MINISTER MORRISON: It is important to understand that young people can be subject to all sorts of vulnerabilities and in some of our communities there isn’t some Daesh recruiter coming around trying to talk you into making the biggest bad mistake of your life. In my community they might find themselves going into drugs or alcohol or joining a gang God forbid. But in other communities in Australia we have young people who are exposed to other vulnerabilities and that is the death cult recruiters and so a community response to counter that is very important. I think these are the same – the Prime Minister is making these points, we are making these points, Minister Turnbull is making these points – our government is at one on the issue of national security. Ok, any other questions?

QUESTION: The regional broadcasters are launching a campaign this week for media reforms, do you have stance on that?
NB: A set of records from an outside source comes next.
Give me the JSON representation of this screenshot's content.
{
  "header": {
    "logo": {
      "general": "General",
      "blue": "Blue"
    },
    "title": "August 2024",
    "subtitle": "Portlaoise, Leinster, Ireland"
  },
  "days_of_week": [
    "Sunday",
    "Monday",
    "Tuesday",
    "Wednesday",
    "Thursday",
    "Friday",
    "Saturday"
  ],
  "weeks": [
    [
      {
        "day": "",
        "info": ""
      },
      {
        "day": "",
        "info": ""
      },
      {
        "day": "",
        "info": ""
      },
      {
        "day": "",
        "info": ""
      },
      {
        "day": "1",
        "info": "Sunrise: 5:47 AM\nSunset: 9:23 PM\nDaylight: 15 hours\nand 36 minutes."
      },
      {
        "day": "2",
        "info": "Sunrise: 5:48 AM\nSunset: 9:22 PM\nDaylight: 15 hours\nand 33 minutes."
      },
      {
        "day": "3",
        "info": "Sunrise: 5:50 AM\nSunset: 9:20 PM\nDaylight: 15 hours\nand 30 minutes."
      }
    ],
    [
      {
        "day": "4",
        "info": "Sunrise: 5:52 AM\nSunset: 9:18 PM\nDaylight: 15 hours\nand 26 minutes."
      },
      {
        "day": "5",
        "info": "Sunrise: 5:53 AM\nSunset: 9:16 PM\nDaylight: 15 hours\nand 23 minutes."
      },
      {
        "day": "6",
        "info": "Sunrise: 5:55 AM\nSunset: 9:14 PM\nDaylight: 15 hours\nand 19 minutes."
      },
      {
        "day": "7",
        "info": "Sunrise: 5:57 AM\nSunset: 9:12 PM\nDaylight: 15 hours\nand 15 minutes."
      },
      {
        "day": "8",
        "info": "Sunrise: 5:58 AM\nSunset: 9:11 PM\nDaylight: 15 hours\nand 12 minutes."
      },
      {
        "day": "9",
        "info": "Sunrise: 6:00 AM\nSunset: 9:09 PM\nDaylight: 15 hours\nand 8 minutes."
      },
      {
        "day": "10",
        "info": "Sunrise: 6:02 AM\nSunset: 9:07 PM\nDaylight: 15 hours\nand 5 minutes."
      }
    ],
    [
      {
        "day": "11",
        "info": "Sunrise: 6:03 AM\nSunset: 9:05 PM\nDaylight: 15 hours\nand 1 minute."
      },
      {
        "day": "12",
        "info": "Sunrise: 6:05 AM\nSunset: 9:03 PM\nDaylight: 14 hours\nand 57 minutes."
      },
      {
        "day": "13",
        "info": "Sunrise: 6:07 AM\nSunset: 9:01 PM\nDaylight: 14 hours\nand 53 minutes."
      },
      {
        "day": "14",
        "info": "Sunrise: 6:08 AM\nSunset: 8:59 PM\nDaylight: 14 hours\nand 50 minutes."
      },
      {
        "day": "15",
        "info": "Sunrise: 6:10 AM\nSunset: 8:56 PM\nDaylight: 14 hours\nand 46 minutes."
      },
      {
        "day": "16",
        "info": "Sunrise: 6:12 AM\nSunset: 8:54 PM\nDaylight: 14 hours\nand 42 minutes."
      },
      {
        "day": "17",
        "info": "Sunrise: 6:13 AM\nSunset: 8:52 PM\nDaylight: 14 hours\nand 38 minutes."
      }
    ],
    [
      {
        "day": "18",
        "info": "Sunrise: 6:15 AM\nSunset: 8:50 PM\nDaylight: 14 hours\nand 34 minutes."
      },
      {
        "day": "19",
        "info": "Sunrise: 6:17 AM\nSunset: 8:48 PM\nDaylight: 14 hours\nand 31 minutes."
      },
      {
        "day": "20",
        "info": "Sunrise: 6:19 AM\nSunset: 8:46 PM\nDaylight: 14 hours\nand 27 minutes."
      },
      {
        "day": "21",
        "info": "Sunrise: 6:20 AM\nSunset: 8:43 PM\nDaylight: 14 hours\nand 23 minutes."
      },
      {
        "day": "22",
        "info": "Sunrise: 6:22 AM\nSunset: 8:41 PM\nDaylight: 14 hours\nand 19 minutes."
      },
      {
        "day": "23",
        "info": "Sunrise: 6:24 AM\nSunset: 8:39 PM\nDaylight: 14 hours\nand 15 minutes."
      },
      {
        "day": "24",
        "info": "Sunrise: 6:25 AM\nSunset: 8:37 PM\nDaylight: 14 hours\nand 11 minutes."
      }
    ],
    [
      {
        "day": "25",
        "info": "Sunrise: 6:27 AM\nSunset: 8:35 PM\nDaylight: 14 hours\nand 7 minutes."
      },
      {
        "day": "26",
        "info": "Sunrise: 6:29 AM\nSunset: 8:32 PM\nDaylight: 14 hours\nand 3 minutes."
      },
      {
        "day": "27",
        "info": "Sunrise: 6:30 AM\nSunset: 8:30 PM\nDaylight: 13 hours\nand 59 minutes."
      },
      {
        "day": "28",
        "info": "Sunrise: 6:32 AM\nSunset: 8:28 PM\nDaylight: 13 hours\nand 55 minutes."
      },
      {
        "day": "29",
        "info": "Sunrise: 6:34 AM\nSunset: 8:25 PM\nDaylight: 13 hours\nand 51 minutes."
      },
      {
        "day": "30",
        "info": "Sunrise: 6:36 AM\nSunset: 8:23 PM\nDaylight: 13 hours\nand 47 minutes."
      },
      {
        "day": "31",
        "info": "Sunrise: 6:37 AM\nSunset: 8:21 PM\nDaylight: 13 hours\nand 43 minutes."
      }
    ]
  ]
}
MINISTER MORRISON: Look I will leave those matters to the Communications Minister and the Deputy Prime Minister; these are issues that will continue to be consulted on and worked through. Ok but it is good to be here in a regional area today and seeing the regional coverage of what is a very important regional programme that is being run here in the Illawarra. It is a great thrill to be back here at the centre and I look forward to coming back Lizzie and seeing the progress, see the next class and their passing out parade.